_TASK_:
Return every line of the data below that includes the string "screenshot".

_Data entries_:
┄┄┄┄┄┄┄┄┄┄┄┄┄┄┄┄┄┄┄┄

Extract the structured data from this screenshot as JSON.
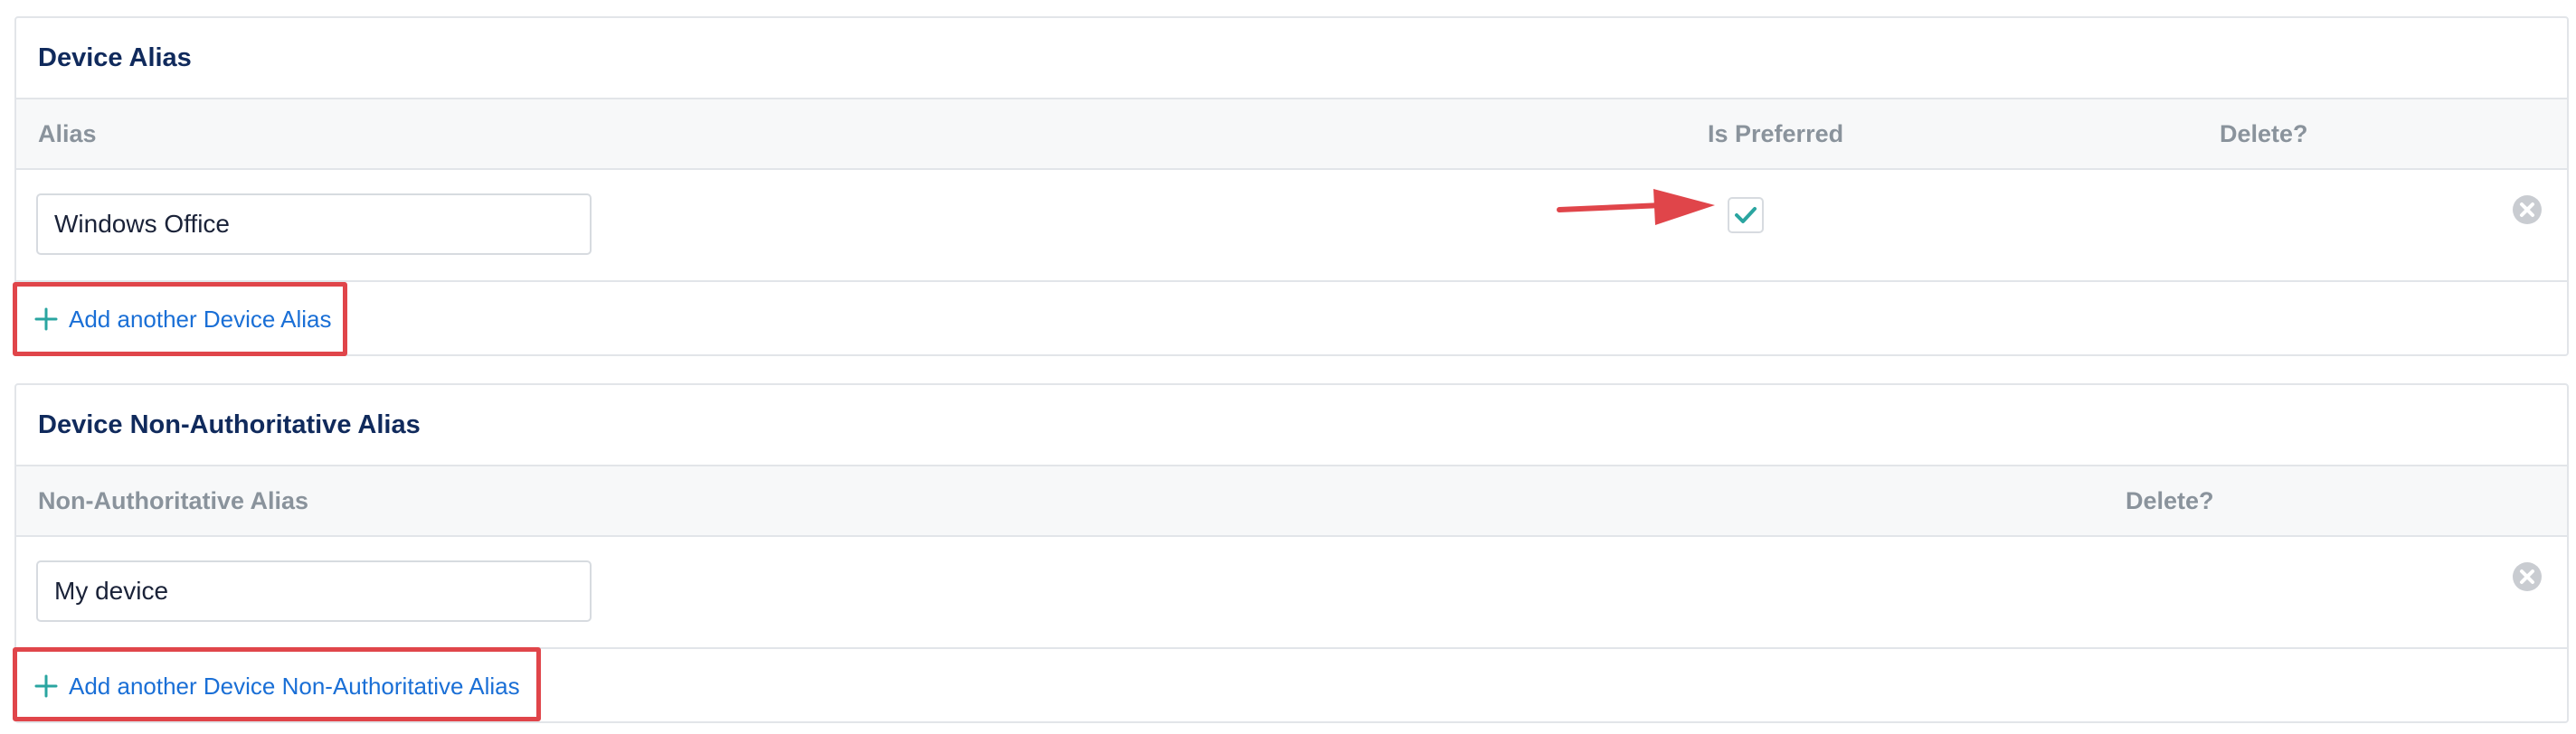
{
  "device_alias": {
    "title": "Device Alias",
    "columns": {
      "alias": "Alias",
      "is_preferred": "Is Preferred",
      "delete": "Delete?"
    },
    "rows": [
      {
        "alias": "Windows Office",
        "is_preferred": true
      }
    ],
    "add_label": "Add another Device Alias"
  },
  "non_authoritative_alias": {
    "title": "Device Non-Authoritative Alias",
    "columns": {
      "alias": "Non-Authoritative Alias",
      "delete": "Delete?"
    },
    "rows": [
      {
        "alias": "My device"
      }
    ],
    "add_label": "Add another Device Non-Authoritative Alias"
  },
  "icons": {
    "add": "plus-icon",
    "delete": "close-circle-icon",
    "checked": "checkmark-icon",
    "annotation": "red-arrow-icon"
  },
  "colors": {
    "title": "#102a5c",
    "link": "#1a6fd6",
    "check": "#2aa5a0",
    "annotation": "#e0454a",
    "header_bg": "#f7f8f9"
  }
}
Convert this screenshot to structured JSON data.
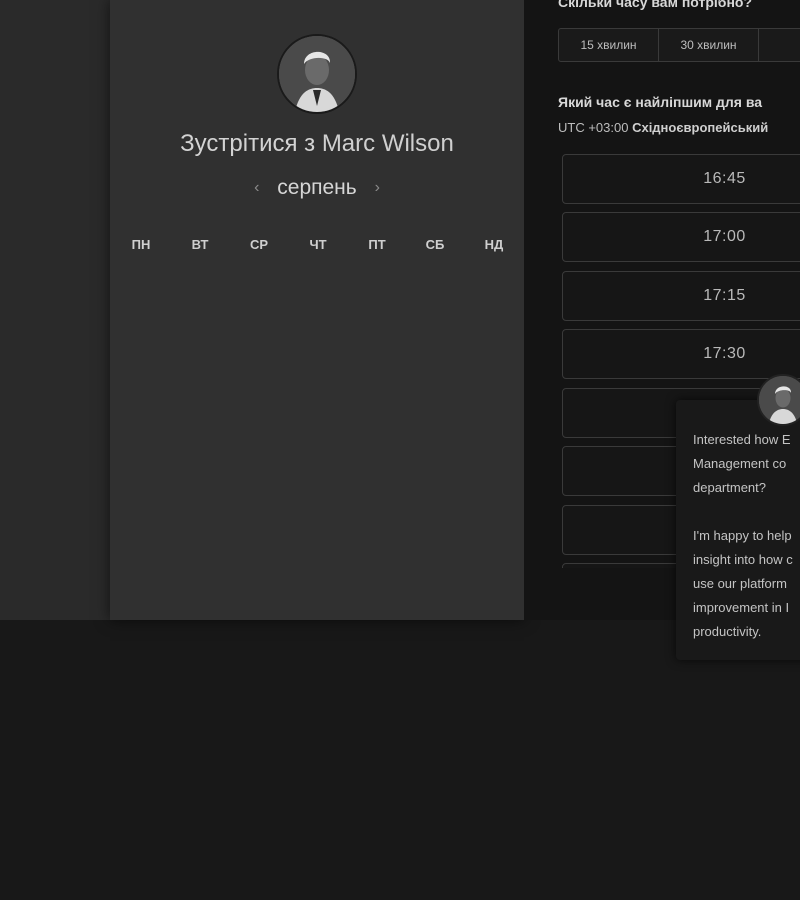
{
  "booking": {
    "title_prefix": "Зустрітися з",
    "host_name": "Marc Wilson",
    "month": "серпень",
    "prev_icon": "‹",
    "next_icon": "›",
    "weekdays": [
      "ПН",
      "ВТ",
      "СР",
      "ЧТ",
      "ПТ",
      "СБ",
      "НД"
    ]
  },
  "scheduler": {
    "duration_question": "Скільки часу вам потрібно?",
    "durations": [
      "15 хвилин",
      "30 хвилин",
      ""
    ],
    "time_question": "Який час є найліпшим для ва",
    "timezone_offset": "UTC +03:00",
    "timezone_name": "Східноєвропейський",
    "slots": [
      "16:45",
      "17:00",
      "17:15",
      "17:30",
      "",
      "",
      "",
      ""
    ]
  },
  "chat": {
    "message": "Interested how E\nManagement co\ndepartment?\n\nI'm happy to help\ninsight into how c\nuse our platform\nimprovement in I\nproductivity."
  }
}
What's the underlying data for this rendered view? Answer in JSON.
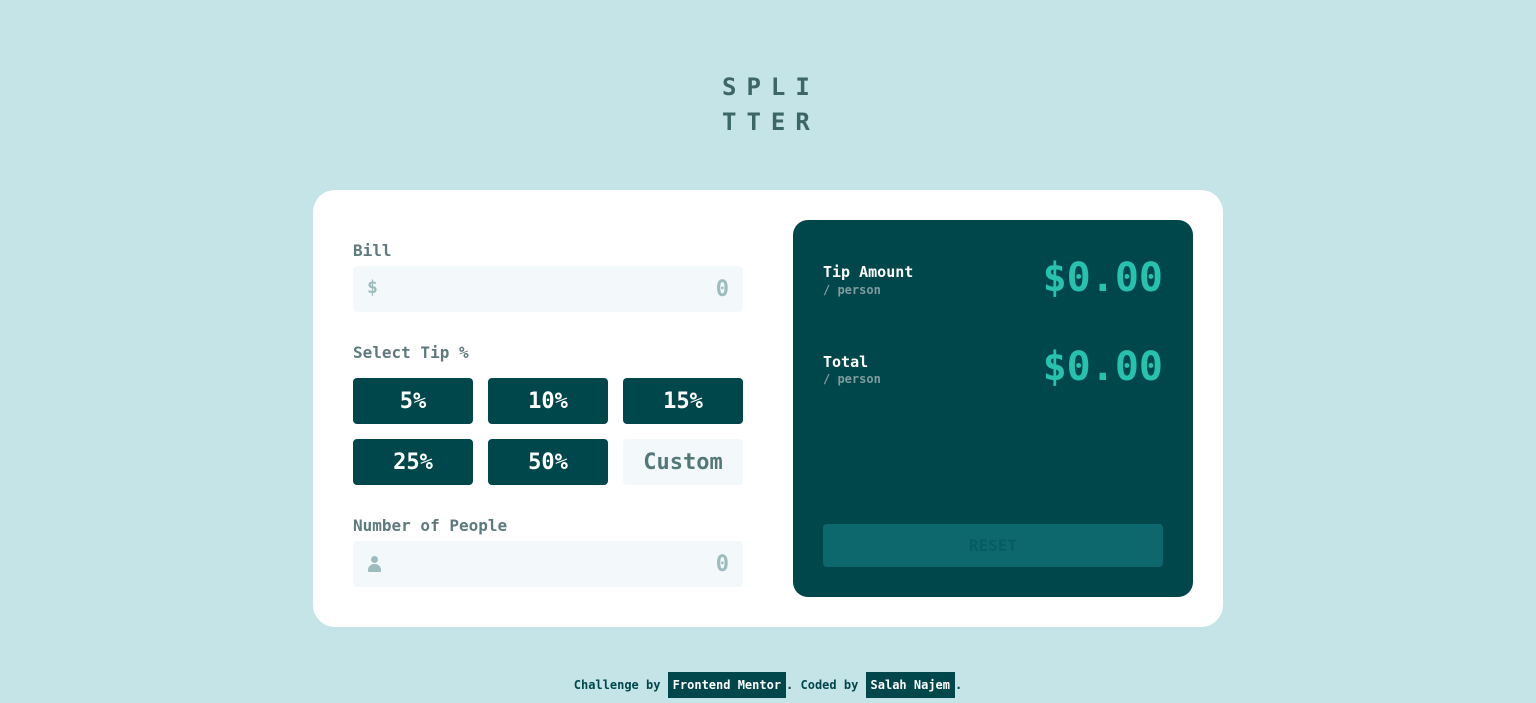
{
  "logo": {
    "line1": "SPLI",
    "line2": "TTER"
  },
  "bill": {
    "label": "Bill",
    "currency_symbol": "$",
    "placeholder": "0"
  },
  "tip": {
    "label": "Select Tip %",
    "options": [
      "5%",
      "10%",
      "15%",
      "25%",
      "50%"
    ],
    "custom_placeholder": "Custom"
  },
  "people": {
    "label": "Number of People",
    "placeholder": "0",
    "icon": "person-icon"
  },
  "result": {
    "tip_amount": {
      "title": "Tip Amount",
      "sub": "/ person",
      "value": "$0.00"
    },
    "total": {
      "title": "Total",
      "sub": "/ person",
      "value": "$0.00"
    },
    "reset_label": "RESET"
  },
  "footer": {
    "prefix": "Challenge by ",
    "link1": "Frontend Mentor",
    "middle": ". Coded by ",
    "link2": "Salah Najem",
    "suffix": "."
  },
  "colors": {
    "background": "#c5e4e7",
    "dark_cyan": "#00474b",
    "accent": "#26c2ae",
    "input_bg": "#f3f9fa"
  }
}
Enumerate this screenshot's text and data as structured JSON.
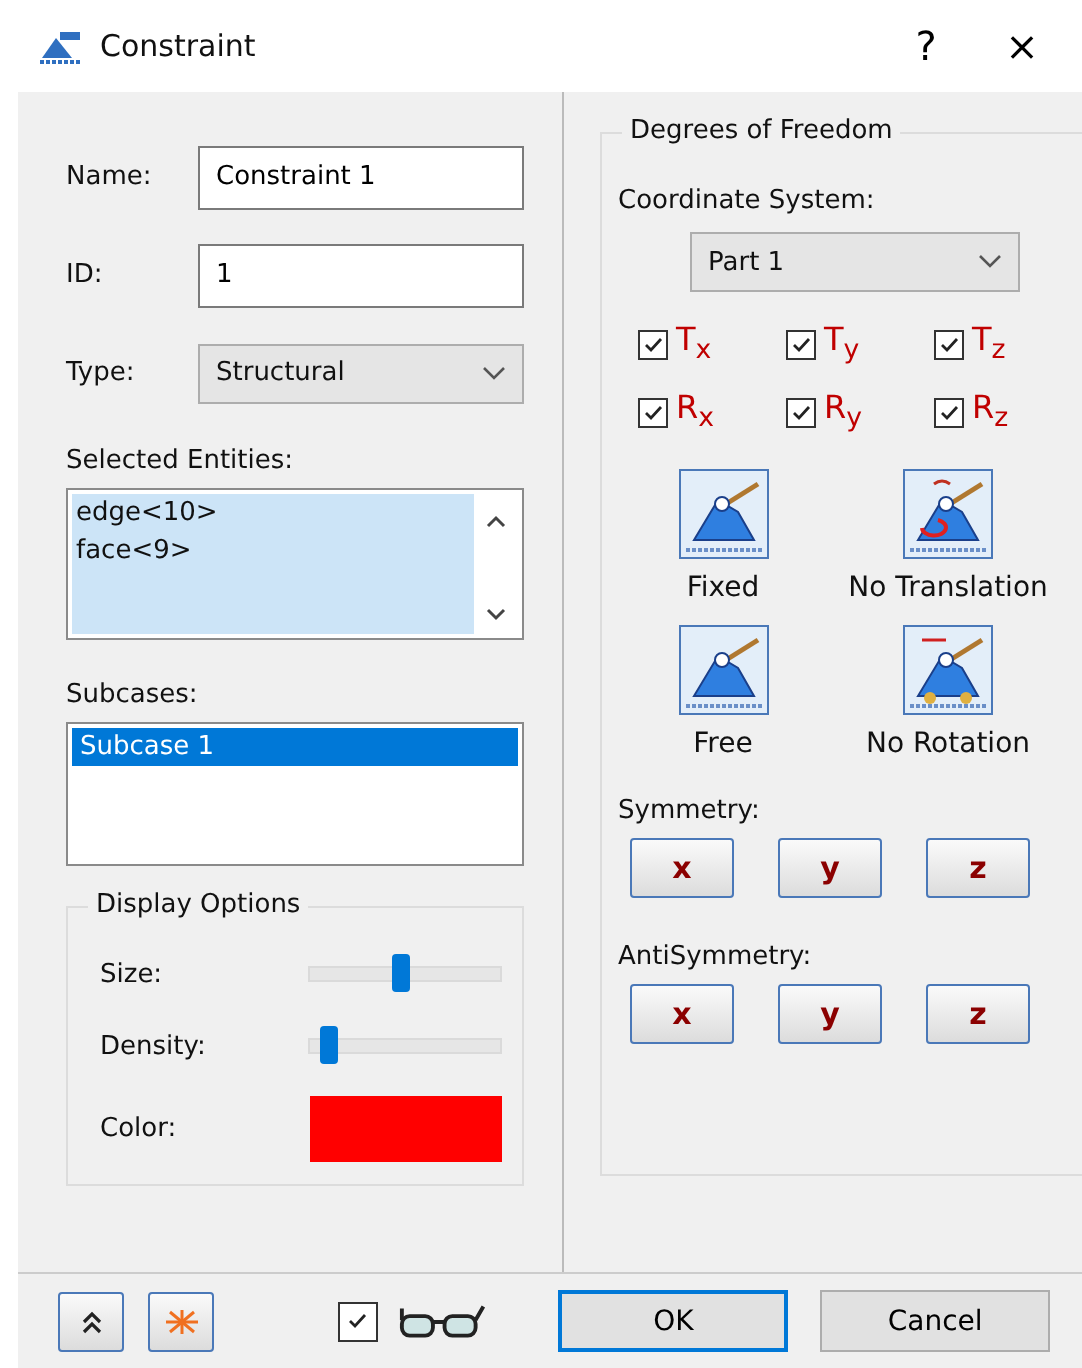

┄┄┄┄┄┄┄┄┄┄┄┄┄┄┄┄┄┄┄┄

_EXERCISE RESPONSE_:
Extract the structured data from this screenshot as JSON.
Convert this screenshot to structured JSON data.
Enumerate this screenshot's text and data as structured JSON.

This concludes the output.